Google, Yahoo and six of the nation's largest ad networks have committed to a set of best practices aimed at stopping online piracy and counterfeiting by cutting off the flow of ad revenue to rogue sites.
Broad adoption of the guidelines comes one month after the White House released its strategic plan on intellectual property enforcement and renewed a push for private industry to take voluntary actions to reduce online infringement.
Besides Google and Yahoo, the ad network owners that agreed to adopt the best practices include 24/7 Media, Adtegrity, AOL, Condé Nast, Microsoft and SpotXchange.
"We believe that this is a positive step and that such efforts can have a significant impact on reducing online piracy and counterfeiting," Victoria Espinel, the U.S. intellectual property enforcement coordinator, said in a statement. "We also encourage other participants in the online advertising space to consider adopting voluntary initiatives that protect ad networks, publishers, advertisers, creators, rightsholders, and above all, consumers."
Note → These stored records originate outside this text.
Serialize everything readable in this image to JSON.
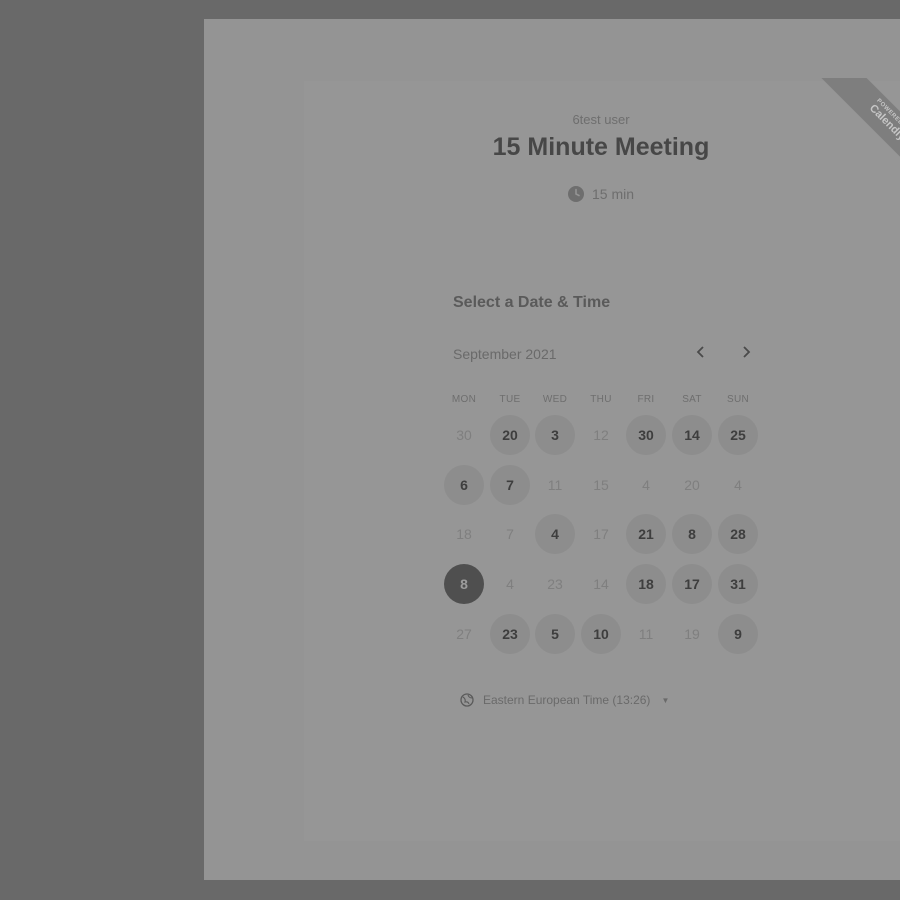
{
  "event": {
    "host": "6test user",
    "title": "15 Minute Meeting",
    "duration": "15 min"
  },
  "badge": {
    "powered_by": "POWERED BY",
    "brand": "Calendly"
  },
  "scheduler": {
    "heading": "Select a Date & Time",
    "month_label": "September 2021",
    "weekdays": [
      "MON",
      "TUE",
      "WED",
      "THU",
      "FRI",
      "SAT",
      "SUN"
    ],
    "weeks": [
      [
        {
          "d": "30",
          "s": "disabled"
        },
        {
          "d": "20",
          "s": "available"
        },
        {
          "d": "3",
          "s": "available"
        },
        {
          "d": "12",
          "s": "disabled"
        },
        {
          "d": "30",
          "s": "available"
        },
        {
          "d": "14",
          "s": "available"
        },
        {
          "d": "25",
          "s": "available"
        }
      ],
      [
        {
          "d": "6",
          "s": "available"
        },
        {
          "d": "7",
          "s": "available"
        },
        {
          "d": "11",
          "s": "disabled"
        },
        {
          "d": "15",
          "s": "disabled"
        },
        {
          "d": "4",
          "s": "disabled"
        },
        {
          "d": "20",
          "s": "disabled"
        },
        {
          "d": "4",
          "s": "disabled"
        }
      ],
      [
        {
          "d": "18",
          "s": "disabled"
        },
        {
          "d": "7",
          "s": "disabled"
        },
        {
          "d": "4",
          "s": "available"
        },
        {
          "d": "17",
          "s": "disabled"
        },
        {
          "d": "21",
          "s": "available"
        },
        {
          "d": "8",
          "s": "available"
        },
        {
          "d": "28",
          "s": "available"
        }
      ],
      [
        {
          "d": "8",
          "s": "selected"
        },
        {
          "d": "4",
          "s": "disabled"
        },
        {
          "d": "23",
          "s": "disabled"
        },
        {
          "d": "14",
          "s": "disabled"
        },
        {
          "d": "18",
          "s": "available"
        },
        {
          "d": "17",
          "s": "available"
        },
        {
          "d": "31",
          "s": "available"
        }
      ],
      [
        {
          "d": "27",
          "s": "disabled"
        },
        {
          "d": "23",
          "s": "available"
        },
        {
          "d": "5",
          "s": "available"
        },
        {
          "d": "10",
          "s": "available"
        },
        {
          "d": "11",
          "s": "disabled"
        },
        {
          "d": "19",
          "s": "disabled"
        },
        {
          "d": "9",
          "s": "available"
        }
      ]
    ],
    "timezone": "Eastern European Time (13:26)"
  },
  "icons": {
    "clock": "clock-icon",
    "prev": "chevron-left-icon",
    "next": "chevron-right-icon",
    "globe": "globe-icon",
    "caret": "caret-down-icon"
  },
  "colors": {
    "overlay": "#696969",
    "panel": "#949494",
    "selected_day": "#4f4f4f",
    "available_day": "#8d8d8d"
  }
}
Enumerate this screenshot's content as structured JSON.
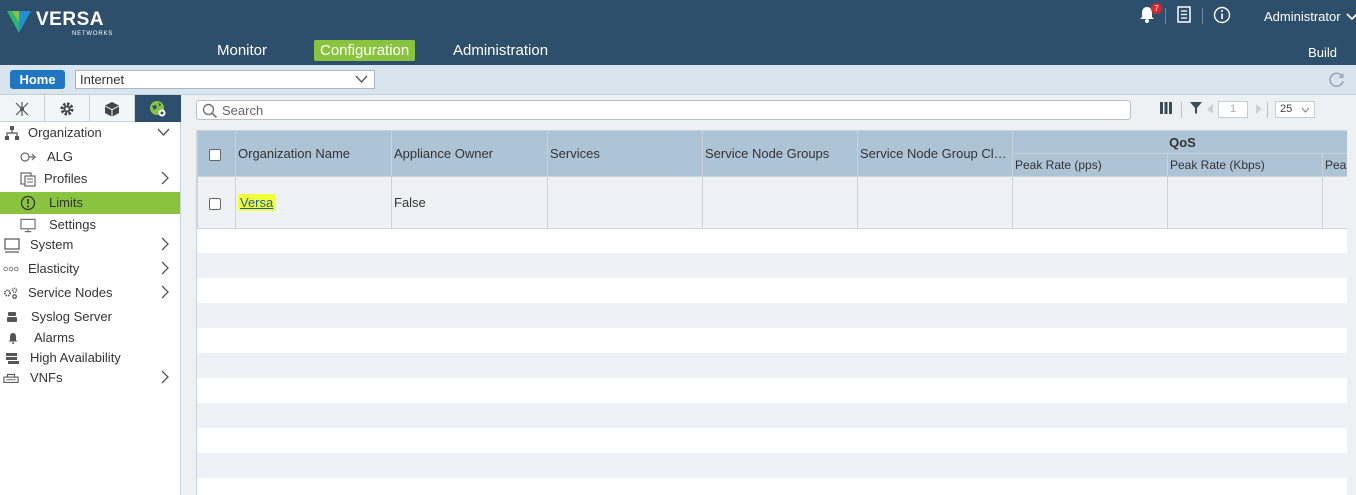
{
  "header": {
    "logo_text": "VERSA",
    "logo_sub": "NETWORKS",
    "nav": [
      {
        "label": "Monitor",
        "active": false
      },
      {
        "label": "Configuration",
        "active": true
      },
      {
        "label": "Administration",
        "active": false
      }
    ],
    "notification_count": "7",
    "user": "Administrator",
    "build_label": "Build",
    "colors": {
      "header_bg": "#2d4f6b",
      "accent": "#8ac43f"
    }
  },
  "subbar": {
    "home_label": "Home",
    "org_selected": "Internet"
  },
  "sidebar": {
    "tabs": [
      "topology-icon",
      "gear-icon",
      "cube-icon",
      "globe-gear-icon"
    ],
    "items": [
      {
        "label": "Organization",
        "icon": "org-tree-icon"
      },
      {
        "label": "ALG",
        "icon": "alg-icon"
      },
      {
        "label": "Profiles",
        "icon": "profiles-icon"
      },
      {
        "label": "Limits",
        "icon": "limits-icon"
      },
      {
        "label": "Settings",
        "icon": "settings-monitor-icon"
      },
      {
        "label": "System",
        "icon": "system-icon"
      },
      {
        "label": "Elasticity",
        "icon": "elasticity-icon"
      },
      {
        "label": "Service Nodes",
        "icon": "service-nodes-icon"
      },
      {
        "label": "Syslog Server",
        "icon": "syslog-icon"
      },
      {
        "label": "Alarms",
        "icon": "alarm-icon"
      },
      {
        "label": "High Availability",
        "icon": "ha-icon"
      },
      {
        "label": "VNFs",
        "icon": "vnf-icon"
      }
    ]
  },
  "main": {
    "search_placeholder": "Search",
    "page_number": "1",
    "page_size": "25",
    "table": {
      "columns": [
        "Organization Name",
        "Appliance Owner",
        "Services",
        "Service Node Groups",
        "Service Node Group Clus..."
      ],
      "group_header": "QoS",
      "sub_columns": [
        "Peak Rate (pps)",
        "Peak Rate (Kbps)",
        "Pea"
      ],
      "rows": [
        {
          "name": "Versa",
          "appliance_owner": "False",
          "services": "",
          "service_node_groups": "",
          "cluster": ""
        }
      ]
    }
  }
}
The best practices adopted by the eight companies build on the framework of the Interactive Advertising Bureau's quality assurance guidelines. As part of the code, the companies have agreed to adopt policies prohibiting websites that are principally dedicated to selling counterfeit goods or engaging in copyright piracy from using an ad network's advertising programs. They also agree to independently monitor where ads are running and establish a complaint process when rights holders find websites that are infringing on copyrights or selling counterfeit goods.
"To have the White House stamp of approval is critical as part of the evolution of the IAB quality assurance guidelines and the industry as a whole," said Randall Rothenberg, president and CEO of the IAB. "Bringing these disparate parties together at the same table, we have been able to establish guidelines that strictly protect copyrights, while allowing the digital economy to flourish."